Moo & Oink, The Union Stock Yards of Chicago

    The Union Stock Yards were the largest stockyards in  the U.S. and received about 45,000 cattle, 75,000 hogs and 50,000 sheep daily. Published by Gerson Bros. Many of the animals arrive  at the stockyards on railroad cars. Publisher name unknown. Cows graze under an elevated station near the stockyards while people watch them. Publisher name unknown. Depending on the direction of the wind, a dreadful stench from the animals at America’s largest stockyards would blow across certain parts of the city, even all the way to Cicero Avenue on the Southwest side, my grandparents told me.  Chicago was often referred to as the “slaughterhouse of the world,” as millions of  livestock passed through the site each year. Conditions at the almost 500-acre stockyards at Exchange and Halsted Streets were terrible for both workers and animals. Immigrants and poor whites and blacks worked together in the packinghouses butchering thousand of animals a day in dange

Exploring Chicago History with Vintage Postcards

Welcome to my blog that examines Chicago history by viewing vintage postcards. I am a journalist, amateur philatelist and postcard collector. Deltiology is the study of postcards. My blog posts dive into the history of deltiology with a focus on Chicago. Most of the postcards featured here are from my personal collection. My wife, a professional book editor, also edits these posts. One of my first loves was to view vintage postcards of this amazing city and read about its unique history. I now want to share these beautiful images and stories with you.
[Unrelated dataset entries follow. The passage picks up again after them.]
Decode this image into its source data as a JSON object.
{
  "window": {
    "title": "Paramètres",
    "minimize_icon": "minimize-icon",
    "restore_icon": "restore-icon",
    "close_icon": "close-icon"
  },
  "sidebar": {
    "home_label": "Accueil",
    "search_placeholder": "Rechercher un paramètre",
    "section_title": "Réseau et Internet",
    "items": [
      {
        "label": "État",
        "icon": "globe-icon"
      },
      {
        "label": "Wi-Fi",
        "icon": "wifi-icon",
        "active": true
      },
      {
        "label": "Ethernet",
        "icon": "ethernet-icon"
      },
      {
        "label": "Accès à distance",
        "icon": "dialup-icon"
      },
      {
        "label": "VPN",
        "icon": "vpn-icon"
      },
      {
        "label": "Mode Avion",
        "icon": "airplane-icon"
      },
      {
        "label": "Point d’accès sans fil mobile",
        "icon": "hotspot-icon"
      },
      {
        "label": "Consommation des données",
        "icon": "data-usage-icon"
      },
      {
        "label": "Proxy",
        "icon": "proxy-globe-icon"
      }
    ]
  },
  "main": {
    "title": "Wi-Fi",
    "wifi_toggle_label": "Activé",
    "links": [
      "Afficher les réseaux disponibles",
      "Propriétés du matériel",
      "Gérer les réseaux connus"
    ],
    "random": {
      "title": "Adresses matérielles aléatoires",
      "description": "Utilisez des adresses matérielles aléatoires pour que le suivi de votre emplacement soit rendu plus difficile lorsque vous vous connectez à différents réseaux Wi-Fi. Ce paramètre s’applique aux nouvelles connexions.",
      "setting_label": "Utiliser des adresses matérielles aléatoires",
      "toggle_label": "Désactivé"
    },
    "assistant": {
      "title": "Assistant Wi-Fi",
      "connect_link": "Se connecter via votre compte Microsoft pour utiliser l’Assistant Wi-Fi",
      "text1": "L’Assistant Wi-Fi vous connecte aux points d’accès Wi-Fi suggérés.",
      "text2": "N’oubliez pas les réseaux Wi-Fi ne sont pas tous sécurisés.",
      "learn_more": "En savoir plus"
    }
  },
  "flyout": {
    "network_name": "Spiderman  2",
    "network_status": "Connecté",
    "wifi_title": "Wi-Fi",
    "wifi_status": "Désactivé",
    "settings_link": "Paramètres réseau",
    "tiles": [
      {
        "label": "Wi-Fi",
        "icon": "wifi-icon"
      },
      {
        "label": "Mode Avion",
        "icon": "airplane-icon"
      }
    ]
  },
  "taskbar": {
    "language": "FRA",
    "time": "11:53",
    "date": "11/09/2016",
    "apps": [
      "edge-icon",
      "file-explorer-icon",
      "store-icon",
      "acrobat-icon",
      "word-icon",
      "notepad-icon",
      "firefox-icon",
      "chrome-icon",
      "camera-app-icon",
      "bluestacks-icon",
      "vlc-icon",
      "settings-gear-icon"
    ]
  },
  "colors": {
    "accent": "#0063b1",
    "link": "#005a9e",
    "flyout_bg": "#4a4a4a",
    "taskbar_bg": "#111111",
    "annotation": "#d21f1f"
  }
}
Please feel free to share your comments and stories. You can also email me at Published by Curt Teich & Co., Inc.